The pastor read for me the account from II Chronicles chapter five of how the glory of the Lord did not fill the temple until after the priests had sanctified themselves. His meaning was clear: my whole experience with the Lord from the point of my receiving the Holy Spirit in 1982 was invalid given it was not preceded by a work of sanctification and the deliverance from sin.
I despaired as I drove home and seemed to be thrown into renewed crisis concerning my whole experience of coming to Christ. Was I in presumption from the beginning when I asked to be baptized in water and then in the Spirit? Was it presumption to have worshiped God with his true and holy people when I was unholy? At a time when light appeared to be about to dawn the door shut tighter than ever. My sense of hopelessness and fear was deeper still.
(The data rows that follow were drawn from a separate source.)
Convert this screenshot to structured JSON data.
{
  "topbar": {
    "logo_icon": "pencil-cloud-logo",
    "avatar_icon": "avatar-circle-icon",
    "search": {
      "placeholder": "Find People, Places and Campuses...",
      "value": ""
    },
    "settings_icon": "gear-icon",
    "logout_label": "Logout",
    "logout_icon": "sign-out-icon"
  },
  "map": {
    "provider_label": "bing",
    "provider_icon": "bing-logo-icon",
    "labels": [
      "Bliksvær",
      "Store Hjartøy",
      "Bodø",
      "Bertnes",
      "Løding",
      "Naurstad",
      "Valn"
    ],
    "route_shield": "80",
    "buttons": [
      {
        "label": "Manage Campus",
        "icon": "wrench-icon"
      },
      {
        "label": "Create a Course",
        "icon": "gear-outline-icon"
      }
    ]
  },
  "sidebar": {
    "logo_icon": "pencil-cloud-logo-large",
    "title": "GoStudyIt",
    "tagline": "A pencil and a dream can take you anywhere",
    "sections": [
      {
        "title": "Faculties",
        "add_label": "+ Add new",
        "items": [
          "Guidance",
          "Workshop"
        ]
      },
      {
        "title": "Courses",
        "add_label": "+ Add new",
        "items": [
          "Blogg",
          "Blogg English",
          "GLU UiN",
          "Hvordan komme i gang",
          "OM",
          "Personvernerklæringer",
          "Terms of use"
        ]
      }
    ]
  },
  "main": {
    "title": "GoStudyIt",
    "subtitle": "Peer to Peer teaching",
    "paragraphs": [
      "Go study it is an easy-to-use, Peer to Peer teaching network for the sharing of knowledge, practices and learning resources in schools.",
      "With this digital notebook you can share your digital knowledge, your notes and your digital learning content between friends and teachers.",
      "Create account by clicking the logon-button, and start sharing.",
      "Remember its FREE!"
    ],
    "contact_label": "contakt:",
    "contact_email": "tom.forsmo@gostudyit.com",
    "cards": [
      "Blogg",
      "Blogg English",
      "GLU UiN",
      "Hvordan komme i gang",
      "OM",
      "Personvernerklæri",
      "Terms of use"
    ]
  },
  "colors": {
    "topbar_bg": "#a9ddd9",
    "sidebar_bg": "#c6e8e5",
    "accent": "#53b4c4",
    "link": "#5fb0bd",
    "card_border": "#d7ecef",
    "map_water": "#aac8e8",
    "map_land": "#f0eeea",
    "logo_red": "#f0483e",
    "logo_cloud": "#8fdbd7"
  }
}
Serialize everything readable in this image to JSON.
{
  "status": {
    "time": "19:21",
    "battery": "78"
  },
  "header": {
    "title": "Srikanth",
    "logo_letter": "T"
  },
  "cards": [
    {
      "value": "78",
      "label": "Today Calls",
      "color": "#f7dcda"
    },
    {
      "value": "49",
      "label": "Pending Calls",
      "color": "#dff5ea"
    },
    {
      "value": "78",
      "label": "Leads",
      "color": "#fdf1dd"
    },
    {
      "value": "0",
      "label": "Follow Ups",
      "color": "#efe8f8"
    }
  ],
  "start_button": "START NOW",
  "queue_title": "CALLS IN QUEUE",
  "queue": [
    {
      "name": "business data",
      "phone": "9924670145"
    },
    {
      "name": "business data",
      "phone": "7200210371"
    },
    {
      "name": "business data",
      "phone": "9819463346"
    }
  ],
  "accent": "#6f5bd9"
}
While these were dark times for the soul, out of it came heartfelt and anguished prayer. One of these, was a prayer for knowledge of God’s plan of redemption. My prayer was to the effect that: even if my own salvation is shipwrecked, can my understanding of Your word be opened enough to teach my children and to help those who still have hope? In the weeks and months that followed, God did begin to open His word to me. Late one night while on duty and experiencing particular heaviness, I was given the first rudiments for model of the lamp-stand that is the subject of this treatise. From this model I began to see how absolutely inviolable is the foundation of justification by faith – and how it must necessarily be this way. We can receive the Holy Spirit by no other means except God’s sovereign mercy, and that, without respect for the true inward estate. For it is by faith we are justified and by which all things holy are freely given to us. Neither is there any principle, no-matter how “holy” it may seem that is more foundational than the Cross of Jesus Christ. The Mercy Seat of God is the cross – and He has made it so that there is no higher principle than Christ’s blood. With new insight, I could begin to sense the love of God communicated in the scriptures. His Spirit was a free gift to those who would simply believe upon and confess His name. Comfort began to reach me again.
I perceived that this particular Pentecostal denomination (ie. that I had attended in Hawaii) held an error destructive to the operation of grace which placed them in a hard predicament in light of the work of the Holy Spirit. Nonetheless, I regard this pastor and his wife as two of the most dear and devout persons I have ever known. At the time, they were merely following the teaching that had been passed on to them by their denomination whose twentieth century roots were never extricated from the original error of the early Wesleyan Pentecostals.
The remaining sections of this article will study the Pentecostal doctrine known as the Second Work (aka the Third Blessing).